Activity:
Copy each line of the listing below exactly.

╭─ Excerpted data

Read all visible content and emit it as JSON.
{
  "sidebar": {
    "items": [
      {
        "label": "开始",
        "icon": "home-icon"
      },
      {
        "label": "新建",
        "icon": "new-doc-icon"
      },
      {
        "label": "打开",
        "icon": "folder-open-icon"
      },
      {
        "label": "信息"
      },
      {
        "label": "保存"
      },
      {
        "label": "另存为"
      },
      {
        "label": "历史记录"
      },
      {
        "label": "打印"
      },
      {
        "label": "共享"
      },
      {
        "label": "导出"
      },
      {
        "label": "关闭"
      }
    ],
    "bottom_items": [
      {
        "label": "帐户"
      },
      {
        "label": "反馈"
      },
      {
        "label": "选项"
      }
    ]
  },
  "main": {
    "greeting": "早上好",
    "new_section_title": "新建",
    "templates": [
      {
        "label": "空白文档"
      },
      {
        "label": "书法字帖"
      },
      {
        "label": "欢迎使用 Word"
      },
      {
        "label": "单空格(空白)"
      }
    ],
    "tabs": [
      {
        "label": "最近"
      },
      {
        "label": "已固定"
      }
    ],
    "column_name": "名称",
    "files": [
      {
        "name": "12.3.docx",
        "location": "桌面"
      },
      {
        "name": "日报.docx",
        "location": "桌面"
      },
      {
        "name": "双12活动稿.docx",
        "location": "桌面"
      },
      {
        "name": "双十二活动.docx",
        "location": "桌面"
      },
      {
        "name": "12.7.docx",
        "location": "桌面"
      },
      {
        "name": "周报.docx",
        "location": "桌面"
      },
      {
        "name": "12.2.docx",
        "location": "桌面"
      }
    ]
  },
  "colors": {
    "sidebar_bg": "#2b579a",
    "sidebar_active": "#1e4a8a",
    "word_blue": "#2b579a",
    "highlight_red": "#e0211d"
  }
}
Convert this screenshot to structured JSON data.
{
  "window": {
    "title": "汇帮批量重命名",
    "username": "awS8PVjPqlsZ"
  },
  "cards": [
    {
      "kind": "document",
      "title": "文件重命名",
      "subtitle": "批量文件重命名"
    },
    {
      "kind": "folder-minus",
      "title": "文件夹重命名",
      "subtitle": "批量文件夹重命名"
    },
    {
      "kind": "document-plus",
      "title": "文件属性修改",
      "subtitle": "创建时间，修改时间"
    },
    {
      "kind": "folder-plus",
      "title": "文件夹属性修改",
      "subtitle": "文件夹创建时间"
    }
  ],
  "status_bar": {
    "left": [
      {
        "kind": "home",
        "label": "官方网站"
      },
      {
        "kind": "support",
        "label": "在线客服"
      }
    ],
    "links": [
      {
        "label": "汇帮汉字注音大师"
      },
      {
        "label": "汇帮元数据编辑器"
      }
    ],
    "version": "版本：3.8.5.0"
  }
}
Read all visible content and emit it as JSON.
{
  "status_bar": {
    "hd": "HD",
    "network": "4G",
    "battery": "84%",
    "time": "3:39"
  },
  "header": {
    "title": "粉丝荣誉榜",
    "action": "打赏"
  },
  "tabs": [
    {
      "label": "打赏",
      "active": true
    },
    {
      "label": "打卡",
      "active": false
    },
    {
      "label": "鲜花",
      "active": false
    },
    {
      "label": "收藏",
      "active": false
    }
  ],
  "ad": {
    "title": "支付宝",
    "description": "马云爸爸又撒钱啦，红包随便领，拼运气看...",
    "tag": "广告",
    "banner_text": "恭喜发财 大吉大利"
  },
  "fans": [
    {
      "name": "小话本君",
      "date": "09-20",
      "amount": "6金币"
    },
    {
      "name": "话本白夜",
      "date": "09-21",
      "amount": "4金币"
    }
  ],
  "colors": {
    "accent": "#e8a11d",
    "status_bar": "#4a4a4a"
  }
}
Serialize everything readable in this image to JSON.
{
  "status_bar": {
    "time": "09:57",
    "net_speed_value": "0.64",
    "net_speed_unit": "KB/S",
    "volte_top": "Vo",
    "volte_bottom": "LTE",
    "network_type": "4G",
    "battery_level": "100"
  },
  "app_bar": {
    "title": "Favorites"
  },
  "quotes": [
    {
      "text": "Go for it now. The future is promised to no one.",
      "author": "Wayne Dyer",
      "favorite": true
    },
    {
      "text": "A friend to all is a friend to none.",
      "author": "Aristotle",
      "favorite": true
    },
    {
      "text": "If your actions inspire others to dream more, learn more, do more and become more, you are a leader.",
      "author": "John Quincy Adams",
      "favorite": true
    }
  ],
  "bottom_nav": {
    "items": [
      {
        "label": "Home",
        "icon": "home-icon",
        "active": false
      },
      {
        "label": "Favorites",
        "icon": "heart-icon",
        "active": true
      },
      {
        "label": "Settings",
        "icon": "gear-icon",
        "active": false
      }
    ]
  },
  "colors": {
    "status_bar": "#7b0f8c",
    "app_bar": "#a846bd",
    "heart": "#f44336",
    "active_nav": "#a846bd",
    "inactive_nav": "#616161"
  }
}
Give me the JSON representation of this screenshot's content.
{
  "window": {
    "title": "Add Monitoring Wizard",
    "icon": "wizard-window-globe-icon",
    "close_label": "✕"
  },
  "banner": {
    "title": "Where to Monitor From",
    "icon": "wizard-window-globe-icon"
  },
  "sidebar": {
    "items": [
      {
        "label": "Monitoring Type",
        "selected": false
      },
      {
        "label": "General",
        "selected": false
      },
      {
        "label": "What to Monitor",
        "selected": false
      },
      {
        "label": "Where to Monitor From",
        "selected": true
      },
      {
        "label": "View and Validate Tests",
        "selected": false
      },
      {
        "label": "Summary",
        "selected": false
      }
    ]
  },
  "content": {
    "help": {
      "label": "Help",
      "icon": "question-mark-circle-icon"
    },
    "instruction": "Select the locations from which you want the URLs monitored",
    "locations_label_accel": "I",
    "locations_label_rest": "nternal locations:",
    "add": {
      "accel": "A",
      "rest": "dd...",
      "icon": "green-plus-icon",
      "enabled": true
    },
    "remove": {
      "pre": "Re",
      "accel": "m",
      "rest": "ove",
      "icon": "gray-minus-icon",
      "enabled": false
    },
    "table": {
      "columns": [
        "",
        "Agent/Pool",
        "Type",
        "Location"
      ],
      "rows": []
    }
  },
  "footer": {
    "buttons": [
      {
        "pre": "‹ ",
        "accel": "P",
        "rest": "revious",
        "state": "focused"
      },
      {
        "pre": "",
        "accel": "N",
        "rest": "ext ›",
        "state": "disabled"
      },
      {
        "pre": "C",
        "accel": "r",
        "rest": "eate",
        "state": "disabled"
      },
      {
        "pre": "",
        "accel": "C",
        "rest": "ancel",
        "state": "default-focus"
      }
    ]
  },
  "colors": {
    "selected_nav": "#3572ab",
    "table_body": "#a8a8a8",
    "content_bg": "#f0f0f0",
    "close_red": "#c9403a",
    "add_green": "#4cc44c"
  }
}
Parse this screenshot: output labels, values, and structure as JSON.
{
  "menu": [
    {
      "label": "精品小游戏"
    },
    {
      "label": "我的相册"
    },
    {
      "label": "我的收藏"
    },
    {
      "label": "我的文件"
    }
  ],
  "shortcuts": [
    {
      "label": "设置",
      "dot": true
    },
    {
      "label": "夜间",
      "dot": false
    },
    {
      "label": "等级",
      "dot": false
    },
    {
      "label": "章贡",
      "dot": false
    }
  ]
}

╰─

Task output:
Read all visible content and emit it as JSON.
{
  "sidebar": {
    "items": [
      {
        "label": "开始",
        "icon": "home-icon"
      },
      {
        "label": "新建",
        "icon": "new-doc-icon"
      },
      {
        "label": "打开",
        "icon": "folder-open-icon"
      },
      {
        "label": "信息"
      },
      {
        "label": "保存"
      },
      {
        "label": "另存为"
      },
      {
        "label": "历史记录"
      },
      {
        "label": "打印"
      },
      {
        "label": "共享"
      },
      {
        "label": "导出"
      },
      {
        "label": "关闭"
      }
    ],
    "bottom_items": [
      {
        "label": "帐户"
      },
      {
        "label": "反馈"
      },
      {
        "label": "选项"
      }
    ]
  },
  "main": {
    "greeting": "早上好",
    "new_section_title": "新建",
    "templates": [
      {
        "label": "空白文档"
      },
      {
        "label": "书法字帖"
      },
      {
        "label": "欢迎使用 Word"
      },
      {
        "label": "单空格(空白)"
      }
    ],
    "tabs": [
      {
        "label": "最近"
      },
      {
        "label": "已固定"
      }
    ],
    "column_name": "名称",
    "files": [
      {
        "name": "12.3.docx",
        "location": "桌面"
      },
      {
        "name": "日报.docx",
        "location": "桌面"
      },
      {
        "name": "双12活动稿.docx",
        "location": "桌面"
      },
      {
        "name": "双十二活动.docx",
        "location": "桌面"
      },
      {
        "name": "12.7.docx",
        "location": "桌面"
      },
      {
        "name": "周报.docx",
        "location": "桌面"
      },
      {
        "name": "12.2.docx",
        "location": "桌面"
      }
    ]
  },
  "colors": {
    "sidebar_bg": "#2b579a",
    "sidebar_active": "#1e4a8a",
    "word_blue": "#2b579a",
    "highlight_red": "#e0211d"
  }
}
Convert this screenshot to structured JSON data.
{
  "window": {
    "title": "汇帮批量重命名",
    "username": "awS8PVjPqlsZ"
  },
  "cards": [
    {
      "kind": "document",
      "title": "文件重命名",
      "subtitle": "批量文件重命名"
    },
    {
      "kind": "folder-minus",
      "title": "文件夹重命名",
      "subtitle": "批量文件夹重命名"
    },
    {
      "kind": "document-plus",
      "title": "文件属性修改",
      "subtitle": "创建时间，修改时间"
    },
    {
      "kind": "folder-plus",
      "title": "文件夹属性修改",
      "subtitle": "文件夹创建时间"
    }
  ],
  "status_bar": {
    "left": [
      {
        "kind": "home",
        "label": "官方网站"
      },
      {
        "kind": "support",
        "label": "在线客服"
      }
    ],
    "links": [
      {
        "label": "汇帮汉字注音大师"
      },
      {
        "label": "汇帮元数据编辑器"
      }
    ],
    "version": "版本：3.8.5.0"
  }
}
Read all visible content and emit it as JSON.
{
  "status_bar": {
    "hd": "HD",
    "network": "4G",
    "battery": "84%",
    "time": "3:39"
  },
  "header": {
    "title": "粉丝荣誉榜",
    "action": "打赏"
  },
  "tabs": [
    {
      "label": "打赏",
      "active": true
    },
    {
      "label": "打卡",
      "active": false
    },
    {
      "label": "鲜花",
      "active": false
    },
    {
      "label": "收藏",
      "active": false
    }
  ],
  "ad": {
    "title": "支付宝",
    "description": "马云爸爸又撒钱啦，红包随便领，拼运气看...",
    "tag": "广告",
    "banner_text": "恭喜发财 大吉大利"
  },
  "fans": [
    {
      "name": "小话本君",
      "date": "09-20",
      "amount": "6金币"
    },
    {
      "name": "话本白夜",
      "date": "09-21",
      "amount": "4金币"
    }
  ],
  "colors": {
    "accent": "#e8a11d",
    "status_bar": "#4a4a4a"
  }
}
Serialize everything readable in this image to JSON.
{
  "status_bar": {
    "time": "09:57",
    "net_speed_value": "0.64",
    "net_speed_unit": "KB/S",
    "volte_top": "Vo",
    "volte_bottom": "LTE",
    "network_type": "4G",
    "battery_level": "100"
  },
  "app_bar": {
    "title": "Favorites"
  },
  "quotes": [
    {
      "text": "Go for it now. The future is promised to no one.",
      "author": "Wayne Dyer",
      "favorite": true
    },
    {
      "text": "A friend to all is a friend to none.",
      "author": "Aristotle",
      "favorite": true
    },
    {
      "text": "If your actions inspire others to dream more, learn more, do more and become more, you are a leader.",
      "author": "John Quincy Adams",
      "favorite": true
    }
  ],
  "bottom_nav": {
    "items": [
      {
        "label": "Home",
        "icon": "home-icon",
        "active": false
      },
      {
        "label": "Favorites",
        "icon": "heart-icon",
        "active": true
      },
      {
        "label": "Settings",
        "icon": "gear-icon",
        "active": false
      }
    ]
  },
  "colors": {
    "status_bar": "#7b0f8c",
    "app_bar": "#a846bd",
    "heart": "#f44336",
    "active_nav": "#a846bd",
    "inactive_nav": "#616161"
  }
}
Give me the JSON representation of this screenshot's content.
{
  "window": {
    "title": "Add Monitoring Wizard",
    "icon": "wizard-window-globe-icon",
    "close_label": "✕"
  },
  "banner": {
    "title": "Where to Monitor From",
    "icon": "wizard-window-globe-icon"
  },
  "sidebar": {
    "items": [
      {
        "label": "Monitoring Type",
        "selected": false
      },
      {
        "label": "General",
        "selected": false
      },
      {
        "label": "What to Monitor",
        "selected": false
      },
      {
        "label": "Where to Monitor From",
        "selected": true
      },
      {
        "label": "View and Validate Tests",
        "selected": false
      },
      {
        "label": "Summary",
        "selected": false
      }
    ]
  },
  "content": {
    "help": {
      "label": "Help",
      "icon": "question-mark-circle-icon"
    },
    "instruction": "Select the locations from which you want the URLs monitored",
    "locations_label_accel": "I",
    "locations_label_rest": "nternal locations:",
    "add": {
      "accel": "A",
      "rest": "dd...",
      "icon": "green-plus-icon",
      "enabled": true
    },
    "remove": {
      "pre": "Re",
      "accel": "m",
      "rest": "ove",
      "icon": "gray-minus-icon",
      "enabled": false
    },
    "table": {
      "columns": [
        "",
        "Agent/Pool",
        "Type",
        "Location"
      ],
      "rows": []
    }
  },
  "footer": {
    "buttons": [
      {
        "pre": "‹ ",
        "accel": "P",
        "rest": "revious",
        "state": "focused"
      },
      {
        "pre": "",
        "accel": "N",
        "rest": "ext ›",
        "state": "disabled"
      },
      {
        "pre": "C",
        "accel": "r",
        "rest": "eate",
        "state": "disabled"
      },
      {
        "pre": "",
        "accel": "C",
        "rest": "ancel",
        "state": "default-focus"
      }
    ]
  },
  "colors": {
    "selected_nav": "#3572ab",
    "table_body": "#a8a8a8",
    "content_bg": "#f0f0f0",
    "close_red": "#c9403a",
    "add_green": "#4cc44c"
  }
}
Parse this screenshot: output labels, values, and structure as JSON.
{
  "menu": [
    {
      "label": "精品小游戏"
    },
    {
      "label": "我的相册"
    },
    {
      "label": "我的收藏"
    },
    {
      "label": "我的文件"
    }
  ],
  "shortcuts": [
    {
      "label": "设置",
      "dot": true
    },
    {
      "label": "夜间",
      "dot": false
    },
    {
      "label": "等级",
      "dot": false
    },
    {
      "label": "章贡",
      "dot": false
    }
  ]
}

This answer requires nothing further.